= TASK GOAL =
Task for the records below: count the lines that contain the word "value" and give only that number.

[[ GIVEN RECORDS open ]]

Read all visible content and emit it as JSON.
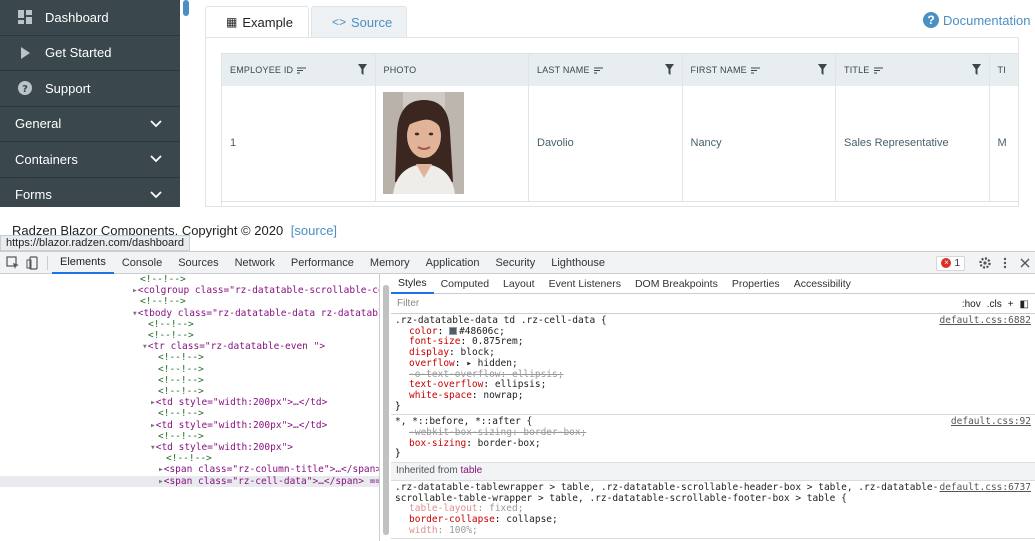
{
  "sidebar": {
    "items": [
      {
        "label": "Dashboard",
        "icon": "dashboard-icon"
      },
      {
        "label": "Get Started",
        "icon": "play-icon"
      },
      {
        "label": "Support",
        "icon": "help-icon"
      },
      {
        "label": "General",
        "icon": "chevron-down-icon"
      },
      {
        "label": "Containers",
        "icon": "chevron-down-icon"
      },
      {
        "label": "Forms",
        "icon": "chevron-down-icon"
      }
    ]
  },
  "tabs": [
    {
      "label": "Example",
      "icon": "grid-icon"
    },
    {
      "label": "Source",
      "icon": "code-icon"
    }
  ],
  "documentation": {
    "label": "Documentation",
    "icon": "help-circle-icon"
  },
  "grid": {
    "columns": [
      "EMPLOYEE ID",
      "PHOTO",
      "LAST NAME",
      "FIRST NAME",
      "TITLE",
      "TI"
    ],
    "rows": [
      {
        "employee_id": "1",
        "last_name": "Davolio",
        "first_name": "Nancy",
        "title": "Sales Representative",
        "extra": "M"
      }
    ]
  },
  "footer": {
    "text": "Radzen Blazor Components, Copyright © 2020",
    "source_link": "[source]"
  },
  "url_tooltip": "https://blazor.radzen.com/dashboard",
  "devtools": {
    "tabs": [
      "Elements",
      "Console",
      "Sources",
      "Network",
      "Performance",
      "Memory",
      "Application",
      "Security",
      "Lighthouse"
    ],
    "error_count": "1",
    "elements": [
      "<!--!-->",
      "<colgroup class=\"rz-datatable-scrollable-colgroup\">…</colgroup>",
      "<!--!-->",
      "<tbody class=\"rz-datatable-data  rz-datatable-hoverable-rows\">",
      "<!--!-->",
      "<!--!-->",
      "<tr class=\"rz-datatable-even \">",
      "<!--!-->",
      "<!--!-->",
      "<!--!-->",
      "<!--!-->",
      "<td style=\"width:200px\">…</td>",
      "<!--!-->",
      "<td style=\"width:200px\">…</td>",
      "<!--!-->",
      "<td style=\"width:200px\">",
      "<!--!-->",
      "<span class=\"rz-column-title\">…</span>",
      "<span class=\"rz-cell-data\">…</span> == $0"
    ],
    "style_tabs": [
      "Styles",
      "Computed",
      "Layout",
      "Event Listeners",
      "DOM Breakpoints",
      "Properties",
      "Accessibility"
    ],
    "filter_placeholder": "Filter",
    "hov": ":hov",
    "cls": ".cls",
    "rules": [
      {
        "selector": ".rz-datatable-data td .rz-cell-data {",
        "source": "default.css:6882",
        "props": [
          {
            "name": "color",
            "value": "#48606c;",
            "struck": false,
            "swatch": "#48606c"
          },
          {
            "name": "font-size",
            "value": "0.875rem;",
            "struck": false
          },
          {
            "name": "display",
            "value": "block;",
            "struck": false
          },
          {
            "name": "overflow",
            "value": "▸ hidden;",
            "struck": false
          },
          {
            "name": "-o-text-overflow",
            "value": "ellipsis;",
            "struck": true
          },
          {
            "name": "text-overflow",
            "value": "ellipsis;",
            "struck": false
          },
          {
            "name": "white-space",
            "value": "nowrap;",
            "struck": false
          }
        ]
      },
      {
        "selector": "*, *::before, *::after {",
        "source": "default.css:92",
        "props": [
          {
            "name": "-webkit-box-sizing",
            "value": "border-box;",
            "struck": true
          },
          {
            "name": "box-sizing",
            "value": "border-box;",
            "struck": false
          }
        ]
      }
    ],
    "inherited_label": "Inherited from",
    "inherited_tag": "table",
    "inherited_rule": {
      "selector": ".rz-datatable-tablewrapper > table, .rz-datatable-scrollable-header-box > table, .rz-datatable-scrollable-table-wrapper > table, .rz-datatable-scrollable-footer-box > table {",
      "source": "default.css:6737",
      "props": [
        {
          "name": "table-layout",
          "value": "fixed;",
          "dim": true
        },
        {
          "name": "border-collapse",
          "value": "collapse;",
          "dim": false
        },
        {
          "name": "width",
          "value": "100%;",
          "dim": true
        }
      ]
    }
  }
}
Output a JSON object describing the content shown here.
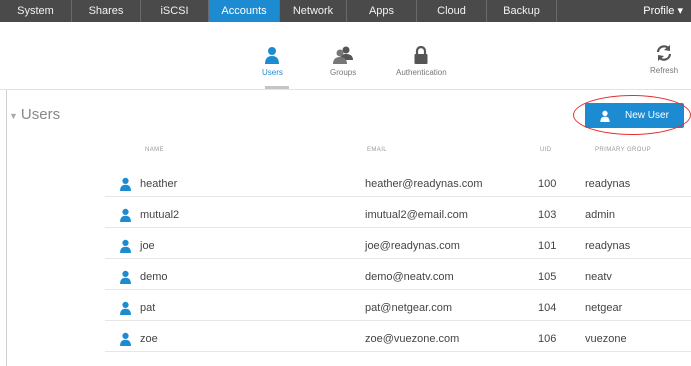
{
  "topnav": {
    "tabs": [
      {
        "label": "System"
      },
      {
        "label": "Shares"
      },
      {
        "label": "iSCSI"
      },
      {
        "label": "Accounts"
      },
      {
        "label": "Network"
      },
      {
        "label": "Apps"
      },
      {
        "label": "Cloud"
      },
      {
        "label": "Backup"
      }
    ],
    "profile_label": "Profile ▾",
    "active_tab": "Accounts",
    "colors": {
      "bar": "#4a4a4a",
      "active": "#1d8bd1"
    }
  },
  "subnav": {
    "items": [
      {
        "label": "Users",
        "icon": "user-icon"
      },
      {
        "label": "Groups",
        "icon": "group-icon"
      },
      {
        "label": "Authentication",
        "icon": "lock-icon"
      }
    ],
    "refresh_label": "Refresh",
    "refresh_icon": "refresh-icon"
  },
  "section": {
    "title": "Users",
    "new_user_label": "New User"
  },
  "table": {
    "columns": [
      "NAME",
      "EMAIL",
      "UID",
      "PRIMARY GROUP"
    ],
    "rows": [
      {
        "name": "heather",
        "email": "heather@readynas.com",
        "uid": "100",
        "group": "readynas"
      },
      {
        "name": "mutual2",
        "email": "imutual2@email.com",
        "uid": "103",
        "group": "admin"
      },
      {
        "name": "joe",
        "email": "joe@readynas.com",
        "uid": "101",
        "group": "readynas"
      },
      {
        "name": "demo",
        "email": "demo@neatv.com",
        "uid": "105",
        "group": "neatv"
      },
      {
        "name": "pat",
        "email": "pat@netgear.com",
        "uid": "104",
        "group": "netgear"
      },
      {
        "name": "zoe",
        "email": "zoe@vuezone.com",
        "uid": "106",
        "group": "vuezone"
      }
    ]
  }
}
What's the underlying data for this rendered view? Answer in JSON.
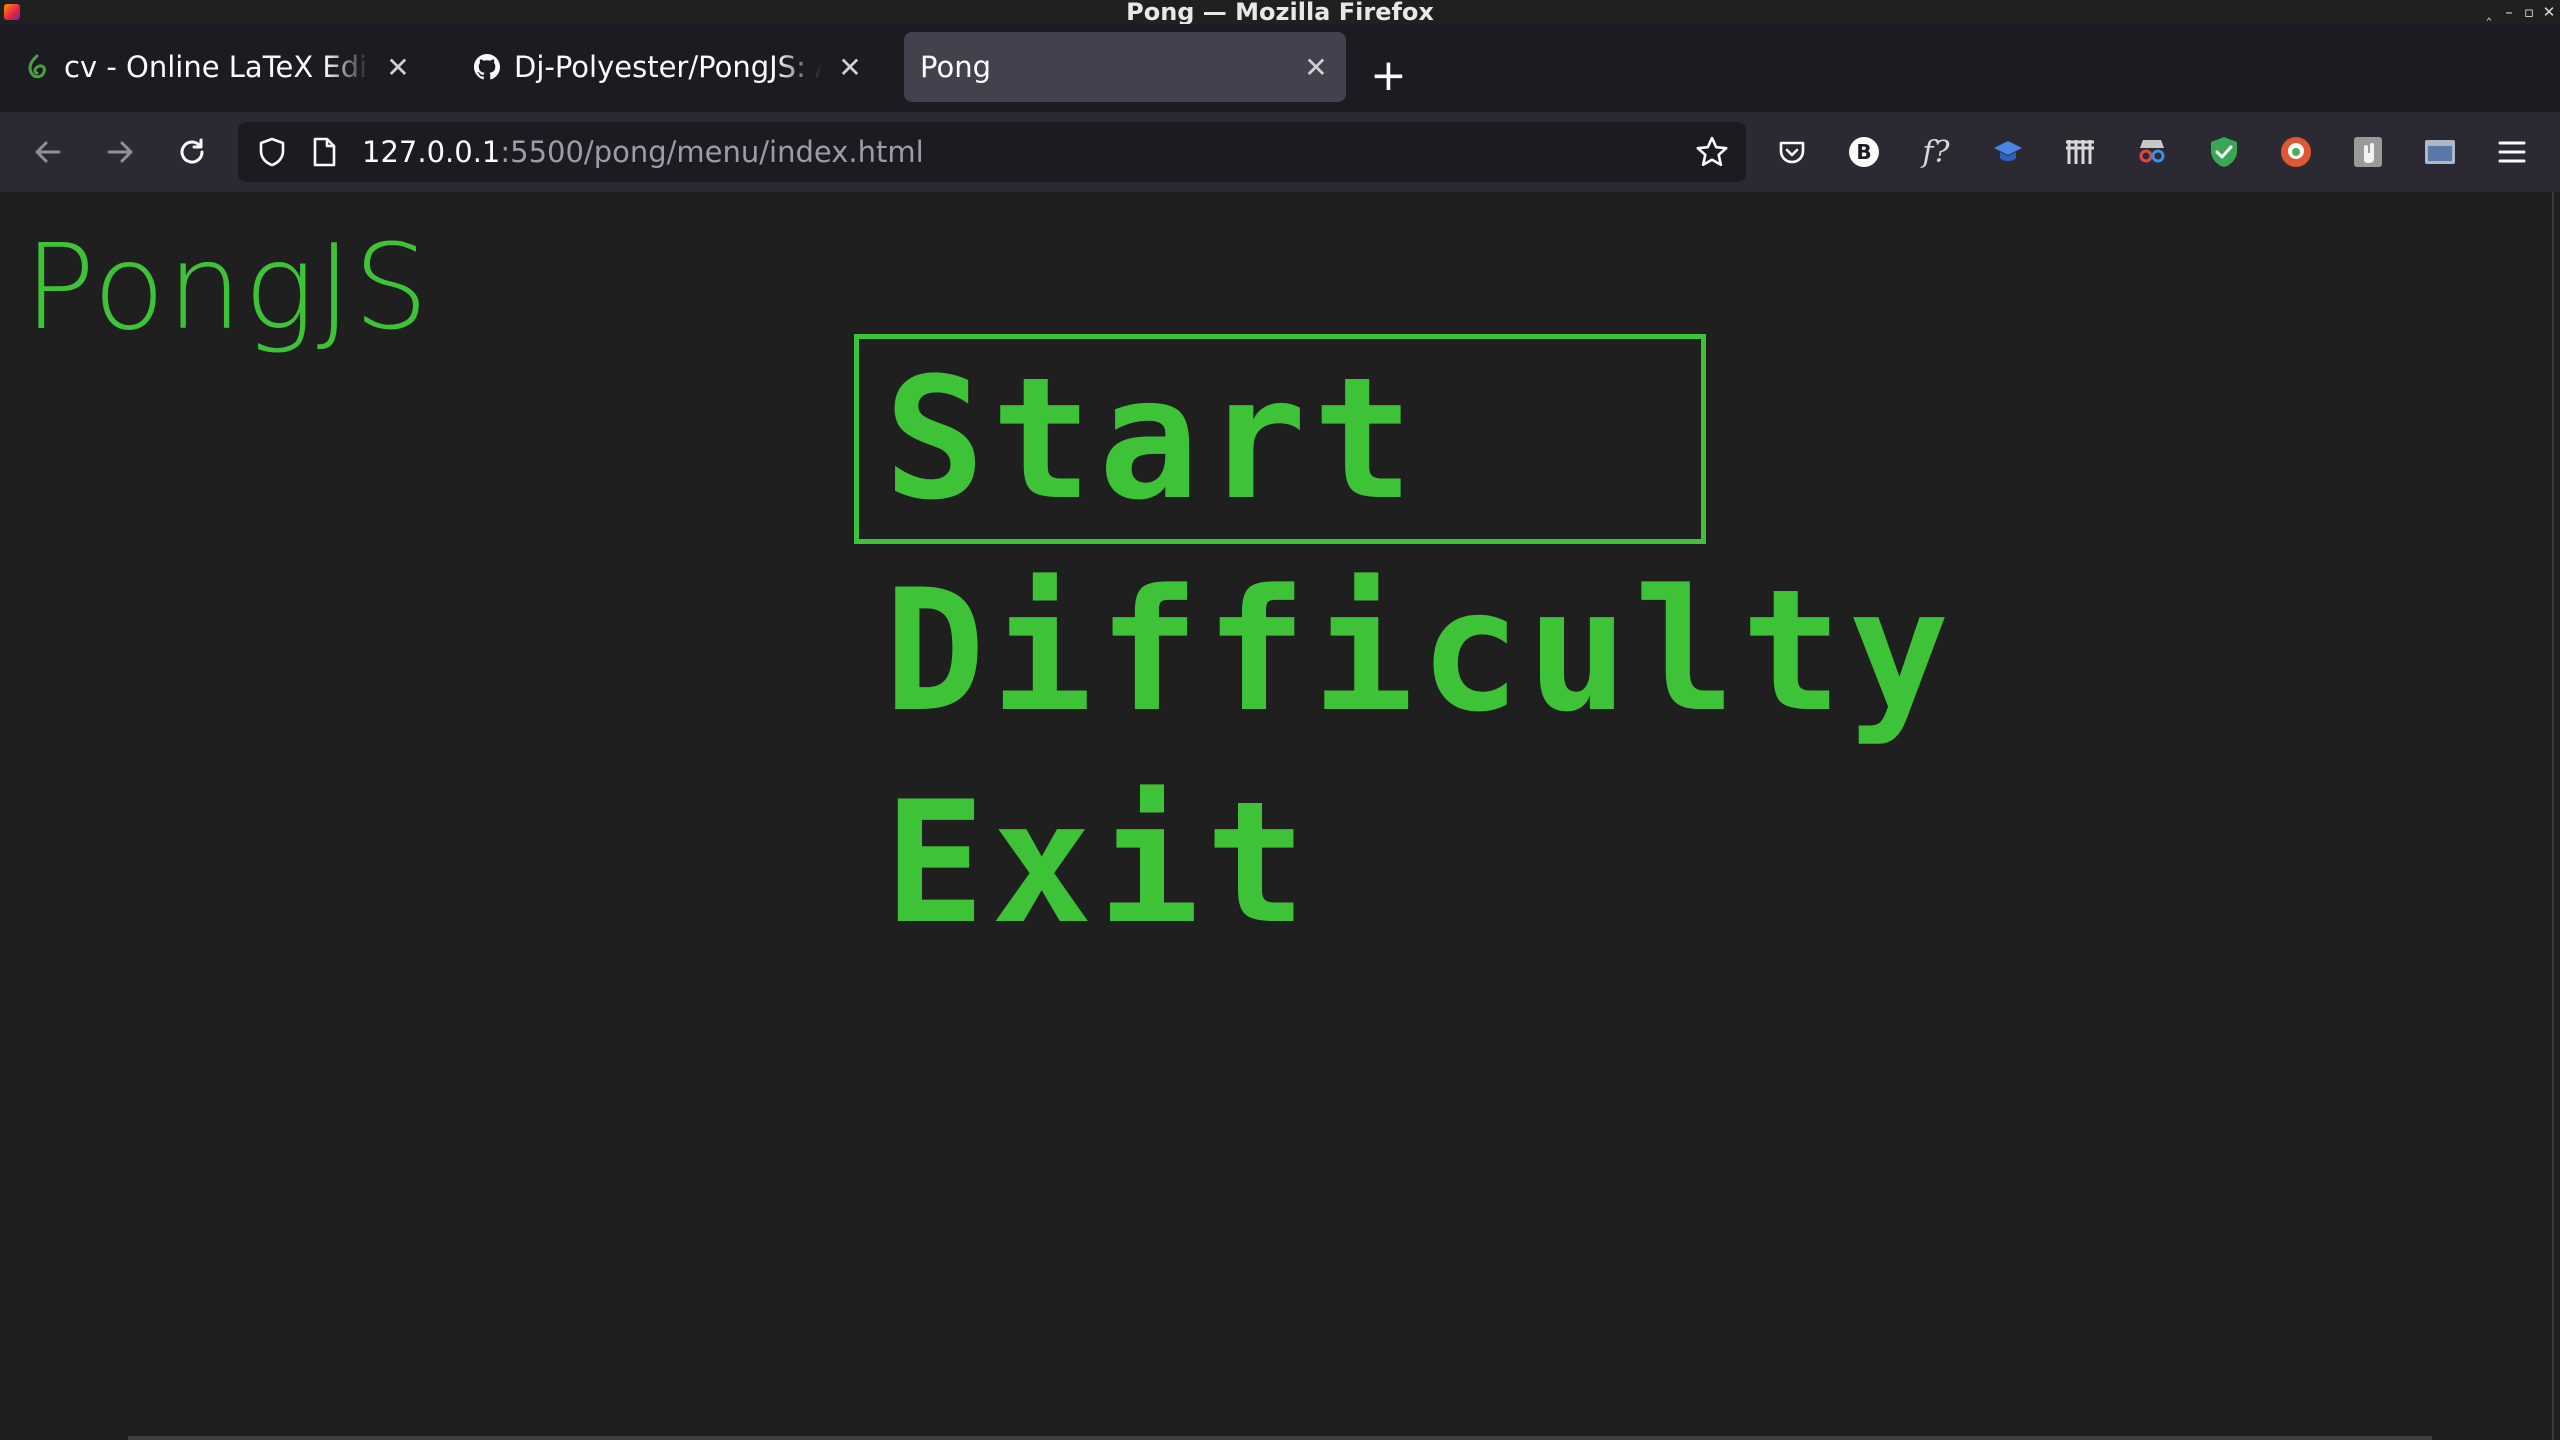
{
  "window": {
    "title": "Pong — Mozilla Firefox",
    "controls": {
      "minimize": "‸",
      "restore": "–",
      "maximize": "▫",
      "close": "✕"
    }
  },
  "tabs": [
    {
      "title": "cv - Online LaTeX Editor Overleaf",
      "favicon": "overleaf-leaf-icon",
      "active": false
    },
    {
      "title": "Dj-Polyester/PongJS: A Pong game",
      "favicon": "github-icon",
      "active": false
    },
    {
      "title": "Pong",
      "favicon": "",
      "active": true
    }
  ],
  "new_tab_label": "+",
  "navigation": {
    "url_host": "127.0.0.1",
    "url_path": ":5500/pong/menu/index.html"
  },
  "extensions": [
    "pocket-icon",
    "b-icon",
    "f?-icon",
    "graduation-cap-icon",
    "gate-icon",
    "spy-icon",
    "shield-check-icon",
    "duckduckgo-icon",
    "hand-icon",
    "window-icon",
    "hamburger-menu-icon"
  ],
  "extension_labels": {
    "b": "B",
    "f": "f?"
  },
  "page": {
    "logo": "PongJS",
    "menu": [
      {
        "label": "Start",
        "selected": true
      },
      {
        "label": "Difficulty",
        "selected": false
      },
      {
        "label": "Exit",
        "selected": false
      }
    ]
  },
  "colors": {
    "accent_green": "#3ec238",
    "page_background": "#1f1f1f",
    "toolbar": "#2b2a33",
    "tabstrip": "#1c1b22"
  }
}
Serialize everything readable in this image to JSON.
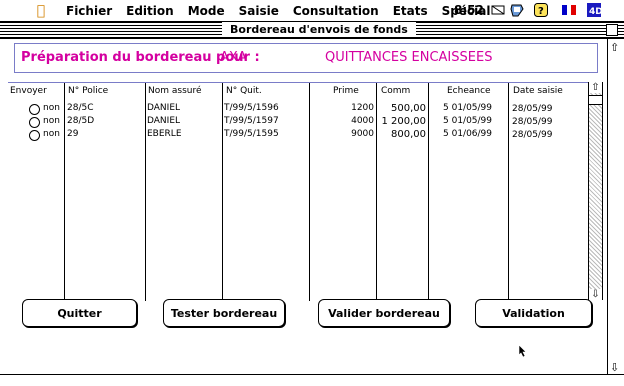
{
  "menubar": {
    "items": [
      "Fichier",
      "Edition",
      "Mode",
      "Saisie",
      "Consultation",
      "Etats",
      "Spécial"
    ],
    "clock": "8:52"
  },
  "window": {
    "title": "Bordereau d'envois de fonds"
  },
  "header": {
    "label": "Préparation du bordereau pour :",
    "company": "AXA",
    "type": "QUITTANCES ENCAISSEES"
  },
  "table": {
    "columns": [
      "Envoyer",
      "N° Police",
      "Nom assuré",
      "N° Quit.",
      "Prime",
      "Comm",
      "Echeance",
      "Date saisie"
    ],
    "rows": [
      {
        "envoyer": "non",
        "police": "28/5C",
        "nom": "DANIEL",
        "quit": "T/99/5/1596",
        "prime": "1200",
        "comm": "500,00",
        "echeance": "5 01/05/99",
        "date": "28/05/99"
      },
      {
        "envoyer": "non",
        "police": "28/5D",
        "nom": "DANIEL",
        "quit": "T/99/5/1597",
        "prime": "4000",
        "comm": "1 200,00",
        "echeance": "5 01/05/99",
        "date": "28/05/99"
      },
      {
        "envoyer": "non",
        "police": "29",
        "nom": "EBERLE",
        "quit": "T/99/5/1595",
        "prime": "9000",
        "comm": "800,00",
        "echeance": "5 01/06/99",
        "date": "28/05/99"
      }
    ]
  },
  "buttons": {
    "quitter": "Quitter",
    "tester": "Tester bordereau",
    "valider": "Valider bordereau",
    "validation": "Validation"
  },
  "icons": [
    "apple-icon",
    "network-icon",
    "help-icon",
    "flag-icon",
    "app-icon",
    "zoom-box-icon",
    "scroll-up-icon",
    "scroll-down-icon"
  ]
}
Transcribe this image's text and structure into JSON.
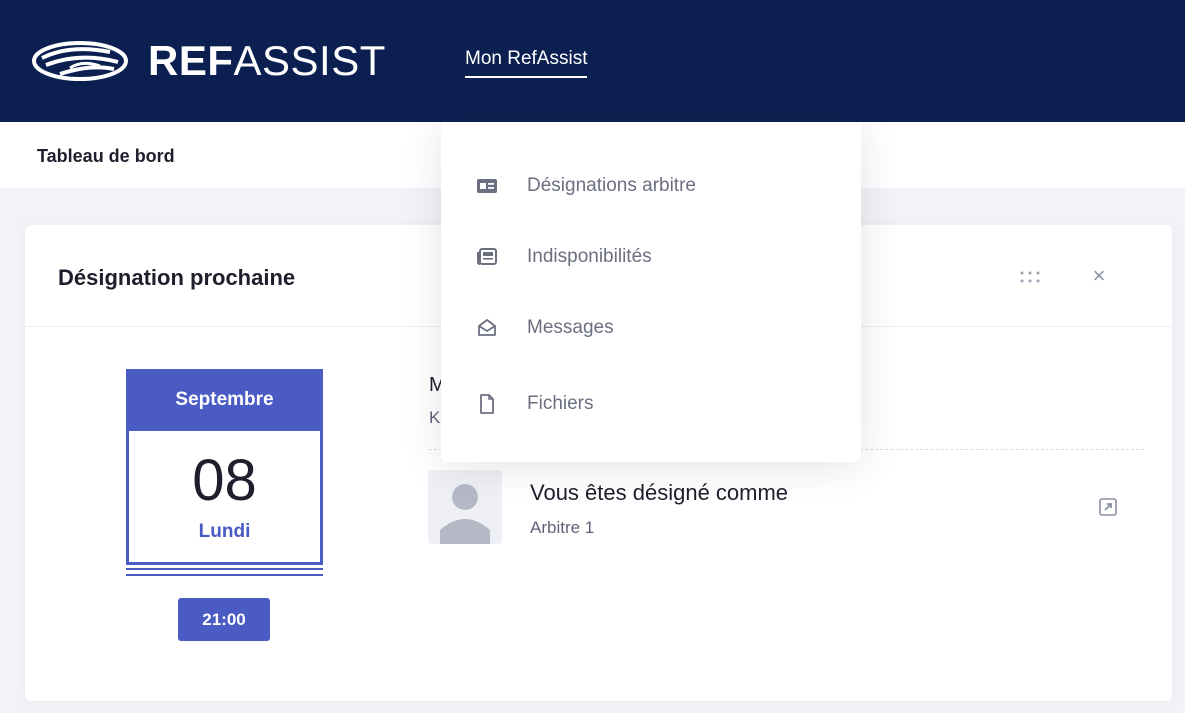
{
  "header": {
    "brand_bold": "REF",
    "brand_light": "ASSIST",
    "nav_link": "Mon RefAssist"
  },
  "subheader": {
    "title": "Tableau de bord"
  },
  "dropdown": {
    "items": [
      {
        "label": "Désignations arbitre",
        "icon": "id-card-icon"
      },
      {
        "label": "Indisponibilités",
        "icon": "newspaper-icon"
      },
      {
        "label": "Messages",
        "icon": "envelope-open-icon"
      },
      {
        "label": "Fichiers",
        "icon": "file-icon"
      }
    ]
  },
  "card": {
    "title": "Désignation prochaine",
    "calendar": {
      "month": "Septembre",
      "day": "08",
      "weekday": "Lundi",
      "time": "21:00"
    },
    "partial_lines": [
      "M",
      "K"
    ],
    "assignment": {
      "title": "Vous êtes désigné comme",
      "role": "Arbitre 1"
    }
  },
  "colors": {
    "navy": "#0b1f51",
    "accent": "#4a5bc4"
  }
}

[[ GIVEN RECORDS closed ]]

= RESULT OF THIS TASK =
12